Already beating you to your next question: Gibsons are a sibling of the dry Martini, and they’ve been around since at least the turn of the 20th century. They make use of pickled onion in place of the olive as a garnish. Like a Martini, there a few ways to go about mixing one, depending on how dry or wet (meaning the ratio of white vermouth to spirit) one prefers to make them. I’m partial to them as a sort of aperitif, with a 60/40 split of spirit to vermouth, but you can make them boozier with more spirit and less vermouth, especially if you want them to be more savory. Hence, two variations here. Whatever the preference, vermouth is essential to this drink in more than a mere whisper (use a soft one that isn’t too aromatic, such as La Quintinye blanc or Alessio vermouth bianco), as the pungency of the pickled ramp is tempered by it and the pickling spices play off the botanicals of gin. Use a dry one, such as 2016 NY International Spirits Competition double gold winner Langley’s No. 8. Or, for milder flavors, make it with a crisp, unflavored vodka, such as Reyka as the base.

Didn’t find any ramps this year? You can also make pickled scallions and garnish with them instead. This drink will still be delicious.

By the way, don’t be shy about picking up and eating that garnish when the drink has gone down!


  • 2 oz / 60  mL dry, not too citrusy gin or vodka 
  • 1 oz/ 30 mL dry vermouth
  • Garnish: pickled ramp (recipe follows)

Stir the gin or vodka with the vermouth in a mixing glass with ice until well chilled (click here to see the technique). Arrange one pickled ramp in a neat coil inside a chilled coupe or Martini glass. Strain the drink into the drink over the ramp. Sip to spring’s arrival!


  • 2 ½ oz / about 74 mL dry gin or vodka
  • ½ oz / 15 mL dry vermouth
  • Garnish: pickled ramp (recipe follows)

Prepare as you would the above recipe.


Here’s a pickling recipe that works for ramps and also a number of spring/summer crops such as scallions and radishes. You’ll need a sterilized, 1 quart jar with a tight-sealing lid.

  • bunch of fresh ramps
  • 2 good pinches kosher or coarse sea salt
  • 1 cup / 236 mL white wine vinegar
  • ¾ cup / about 177 g sugar
  • 1 tsp white mustard seed
  • 2 tsp mix of peppercorns (black, pink, white, green, whatever you can find)
  • ½ tsp dried fennel seed
  • ½ cumin seed
  • 1 bay leaf
  • 1 cup / 236 mL water

Thoroughly rinse the soil off the ramps. Trim their bottom threads off. Cut them to about an inch above where the green sections sprout out of the white and purplish parts. Prepare an ice bath in a medium sized bowl. 

Prepare the ramps by flash boiling them in enough salted water to cover for about 30 seconds, then quickly transfer them with a slotted spoon to the ice bath until cooled. Place in the jar.

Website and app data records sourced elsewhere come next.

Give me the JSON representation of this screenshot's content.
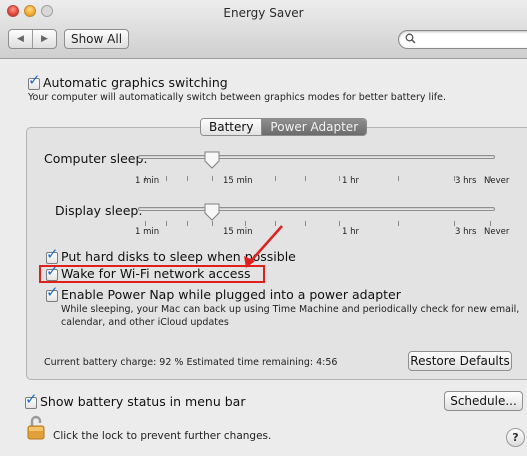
{
  "window": {
    "title": "Energy Saver"
  },
  "toolbar": {
    "back_glyph": "◀",
    "forward_glyph": "▶",
    "show_all": "Show All",
    "search_placeholder": "",
    "search_glyph": "🔍"
  },
  "graphics": {
    "checked": true,
    "label": "Automatic graphics switching",
    "description": "Your computer will automatically switch between graphics modes for better battery life."
  },
  "tabs": {
    "battery": "Battery",
    "power_adapter": "Power Adapter",
    "selected": "Power Adapter"
  },
  "computer_sleep": {
    "label": "Computer sleep:",
    "value": "15 min",
    "tick_labels": [
      "1 min",
      "15 min",
      "1 hr",
      "3 hrs",
      "Never"
    ]
  },
  "display_sleep": {
    "label": "Display sleep:",
    "value": "15 min",
    "tick_labels": [
      "1 min",
      "15 min",
      "1 hr",
      "3 hrs",
      "Never"
    ]
  },
  "options": {
    "hard_disks": {
      "checked": true,
      "label": "Put hard disks to sleep when possible"
    },
    "wake_wifi": {
      "checked": true,
      "label": "Wake for Wi-Fi network access"
    },
    "power_nap": {
      "checked": true,
      "label": "Enable Power Nap while plugged into a power adapter",
      "description_line1": "While sleeping, your Mac can back up using Time Machine and periodically check for new email,",
      "description_line2": "calendar, and other iCloud updates"
    }
  },
  "battery_status": "Current battery charge: 92 %  Estimated time remaining: 4:56",
  "buttons": {
    "restore_defaults": "Restore Defaults",
    "schedule": "Schedule...",
    "help": "?"
  },
  "menu_bar": {
    "checked": true,
    "label": "Show battery status in menu bar"
  },
  "lock": {
    "label": "Click the lock to prevent further changes."
  },
  "annotation": {
    "highlight_color": "#e0201c"
  },
  "colors": {
    "checkmark": "#1c6fd4",
    "tab_selected": "#7a7a7a"
  }
}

Combine all the remaining ingredients in a saucepan, spices and all, and bring to a boil over medium-high heat. Stir until the sugar is dissolved, a couple of minutes. Pour the mixture into the jar over the ramps and seal. Let cool to room temperature. Gently turn it over once or twice to mix. Cool in refrigerator at least overnight before using. Should store in the fridge two weeks to a month. (These are also delicious on sandwiches, tacos, as a soup garnish, and Bloody Marys!)

Matthew Callahan